A theme park offering various indoor pools, a heated outdoor lido open throughout the year, sauna and spa amenities, restaurants, bars, a hotel and live entertainment provides wellness and recreation to over one million visitors each year. All this involves an enormous energy consumption, especially as the water and air temperatures must be maintained at constant levels. FRAKO, a company in Teningen, Germany, specializing in energy management solutions, used a three-step approach to demonstrate the energy flows in the entire complex in such a way that appropriate measures could be taken to optimize capacity utilization.

Step 1: Identify the main power consumers

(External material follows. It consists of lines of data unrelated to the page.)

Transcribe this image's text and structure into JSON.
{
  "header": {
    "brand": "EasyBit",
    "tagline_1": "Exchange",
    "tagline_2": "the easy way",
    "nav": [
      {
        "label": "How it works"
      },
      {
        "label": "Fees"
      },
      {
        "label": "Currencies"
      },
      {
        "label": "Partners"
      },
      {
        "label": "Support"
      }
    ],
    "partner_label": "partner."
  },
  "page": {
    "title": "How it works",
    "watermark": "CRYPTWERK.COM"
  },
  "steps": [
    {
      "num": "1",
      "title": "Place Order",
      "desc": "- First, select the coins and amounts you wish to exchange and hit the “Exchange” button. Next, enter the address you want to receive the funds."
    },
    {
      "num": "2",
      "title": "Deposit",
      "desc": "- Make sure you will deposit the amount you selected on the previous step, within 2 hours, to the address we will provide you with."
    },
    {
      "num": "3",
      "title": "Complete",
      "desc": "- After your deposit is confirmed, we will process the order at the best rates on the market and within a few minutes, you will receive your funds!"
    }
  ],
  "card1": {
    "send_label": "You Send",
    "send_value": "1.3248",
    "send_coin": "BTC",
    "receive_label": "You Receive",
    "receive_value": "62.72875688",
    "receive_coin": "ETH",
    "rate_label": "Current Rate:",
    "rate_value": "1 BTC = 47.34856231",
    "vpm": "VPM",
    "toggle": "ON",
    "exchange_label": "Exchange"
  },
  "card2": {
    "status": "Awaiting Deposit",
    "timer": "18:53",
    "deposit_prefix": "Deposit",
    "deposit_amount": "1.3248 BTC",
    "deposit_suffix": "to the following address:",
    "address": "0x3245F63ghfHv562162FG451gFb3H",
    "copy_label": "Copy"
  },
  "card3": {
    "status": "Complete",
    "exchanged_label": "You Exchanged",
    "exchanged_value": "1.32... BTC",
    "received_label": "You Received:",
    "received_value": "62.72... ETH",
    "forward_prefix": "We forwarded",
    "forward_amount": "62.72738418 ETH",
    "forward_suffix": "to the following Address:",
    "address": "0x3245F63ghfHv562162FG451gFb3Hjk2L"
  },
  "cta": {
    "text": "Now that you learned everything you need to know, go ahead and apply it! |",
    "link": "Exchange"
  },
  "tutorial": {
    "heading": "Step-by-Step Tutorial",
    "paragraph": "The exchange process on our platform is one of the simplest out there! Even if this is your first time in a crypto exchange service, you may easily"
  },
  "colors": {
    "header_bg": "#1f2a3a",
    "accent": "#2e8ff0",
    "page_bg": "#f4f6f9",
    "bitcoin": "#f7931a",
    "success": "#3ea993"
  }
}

Fourteen transformer stations supply power to the resort and its various facilities. As each transformer is allocated to a specific section of the theme park, some grouping was already in existence, enabling a structured approach to be adopted. It was unclear, however, which parts of the resort, at which times, consumed the most power. The management only knew the overall monthly power demand. In order to carry out detailed energy monitoring, FRAKO specialists installed an EM-PQ 2300 Power Quality Analyzer at each transformer station.

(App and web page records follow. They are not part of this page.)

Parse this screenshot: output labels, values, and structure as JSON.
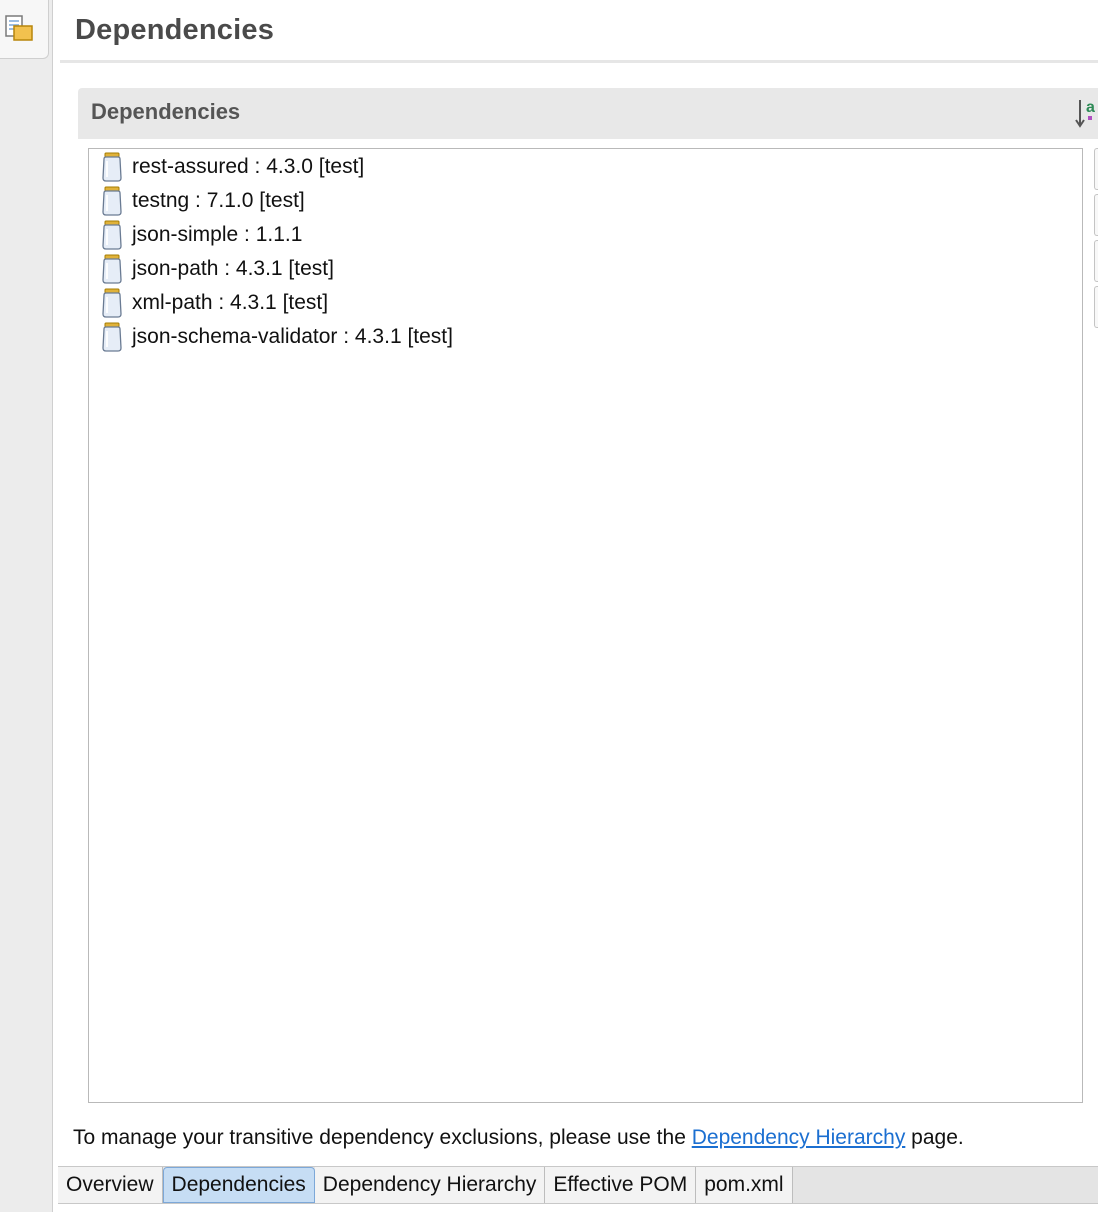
{
  "page": {
    "title": "Dependencies"
  },
  "section": {
    "title": "Dependencies",
    "sort_icon": "sort-alphabetical-icon"
  },
  "dependencies": [
    {
      "label": "rest-assured : 4.3.0 [test]",
      "icon": "jar-icon"
    },
    {
      "label": "testng : 7.1.0 [test]",
      "icon": "jar-icon"
    },
    {
      "label": "json-simple : 1.1.1",
      "icon": "jar-icon"
    },
    {
      "label": "json-path : 4.3.1 [test]",
      "icon": "jar-icon"
    },
    {
      "label": "xml-path : 4.3.1 [test]",
      "icon": "jar-icon"
    },
    {
      "label": "json-schema-validator : 4.3.1 [test]",
      "icon": "jar-icon"
    }
  ],
  "info": {
    "prefix": "To manage your transitive dependency exclusions, please use the ",
    "link": "Dependency Hierarchy",
    "suffix": " page."
  },
  "tabs": [
    {
      "label": "Overview",
      "active": false
    },
    {
      "label": "Dependencies",
      "active": true
    },
    {
      "label": "Dependency Hierarchy",
      "active": false
    },
    {
      "label": "Effective POM",
      "active": false
    },
    {
      "label": "pom.xml",
      "active": false
    }
  ],
  "colors": {
    "link": "#1b6fd1",
    "active_tab": "#c6ddf4",
    "jar_lid": "#e0b23a"
  }
}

These instruments transmit their data via Ethernet to a PQM 1588 Power Quality Manager, which serves as a central unit collecting the energy consumption data from all the transformers. EMVIS 3000 software is then used for the visualization, evaluation and documentation of these data. In this way, EKATO experts acquire the load profiles of all the electrical consumers such as pumps, fans, compressors, heating systems, water treatment units, etc., connected to each individual transformer. These power consumers are monitored and regulated by a building services control system.

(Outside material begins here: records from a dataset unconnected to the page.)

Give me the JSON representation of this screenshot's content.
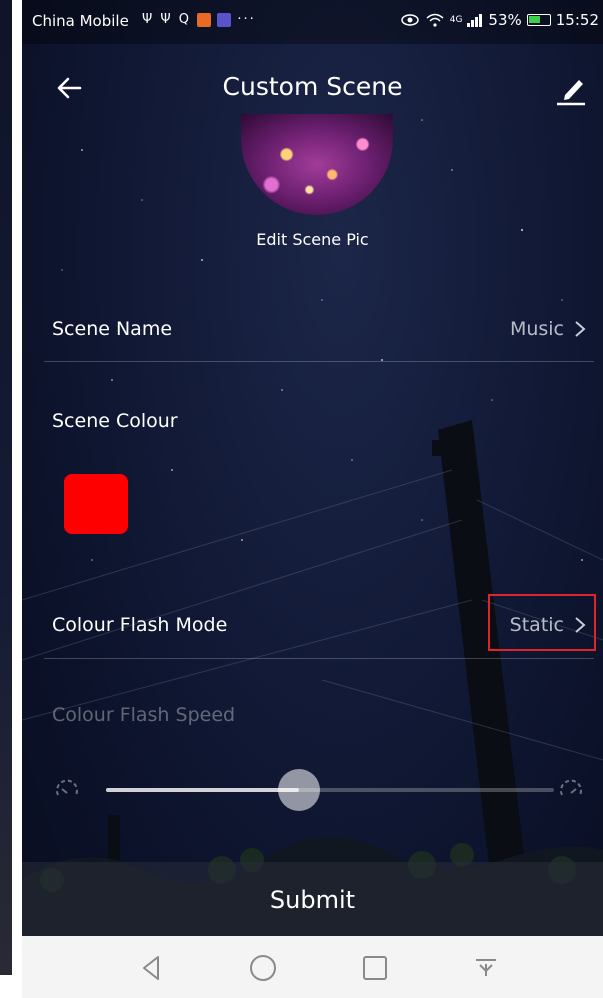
{
  "statusbar": {
    "carrier": "China Mobile",
    "icons_left": "Ψ Ψ Q",
    "network": "4G",
    "battery": "53%",
    "time": "15:52"
  },
  "appbar": {
    "back_icon": "arrow-left-icon",
    "title": "Custom Scene",
    "edit_icon": "pencil-icon"
  },
  "scene_pic": {
    "label": "Edit Scene Pic"
  },
  "scene_name": {
    "label": "Scene Name",
    "value": "Music"
  },
  "scene_colour": {
    "label": "Scene Colour",
    "color": "#ff0000"
  },
  "colour_flash_mode": {
    "label": "Colour Flash Mode",
    "value": "Static"
  },
  "colour_flash_speed": {
    "label": "Colour Flash Speed",
    "level_fraction": 0.43
  },
  "submit": {
    "label": "Submit"
  },
  "navbar": {
    "buttons": [
      "back-triangle-icon",
      "home-circle-icon",
      "recents-square-icon",
      "notification-pulldown-icon"
    ]
  },
  "colors": {
    "highlight": "#e0252a",
    "swatch": "#ff0000"
  }
}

Step 2: Define the potential

To establish the relationships between the various processes and the measured energy consumption, the measurement results must be interpreted and conclusions drawn from them. When this is done, it is important that the data acquisition from all the different systems takes place in real time without delays at the interfaces.

All of the many pump control units at the site were already networked via KNX and integrated in the existing instrumentation and control system. The PQM 1588 has OPC UA server functionality and can acquire data via KNX and other protocols such as Modbus/TCP or M?Bus/TCP. As an independent communications protocol, OPC UA is ideal for a standardized rapid transfer of data between various devices regardless of their manufacturers. It was therefore an obvious solution to have the PQM 1588 Power Quality Manager acquire all the energy data from the pumps, compressors and other building automation equipment via their various protocols, and then forward these data to a central database. The EMIS Report evaluation software accesses this database and evaluates the energy data with respect to the cost centres concerned, thus enabling a comparison of the different energy consumption figures to be made. EMIS Report exports these data as CSV files, with no delays at interfaces, so that they can then be displayed and analysed by the getFM facility management software. In addition, the energy data from all the transformers and equipment linked to the PQM 1588 are forwarded online via the OPC UA interface to the building services control system, which works with the BACnet communications protocol.

Step 3: Make the decisions and implement the solution

Analysis of the operating data now gives the building manager an accurate overview of the various activities in the theme park and their corresponding impact on energy demand. In this way, inefficiencies such as consumers that are continuously operating, even when they are not needed, can be identified, as can electric motors that are over-dimensioned and only run at part load.

Detailed data acquisition is a prerequisite for the optimum control of equipment and systems, the accurate calculation of individual sections and the best possible loading of the transformers. This means that business decisions can now be reached on the basis of actual data, with no need to rely on ‘gut feeling’ alone. Real energy data also enable realistic payback times to be calculated, thus giving enterprises more certainty in their investment strategy.

October 2018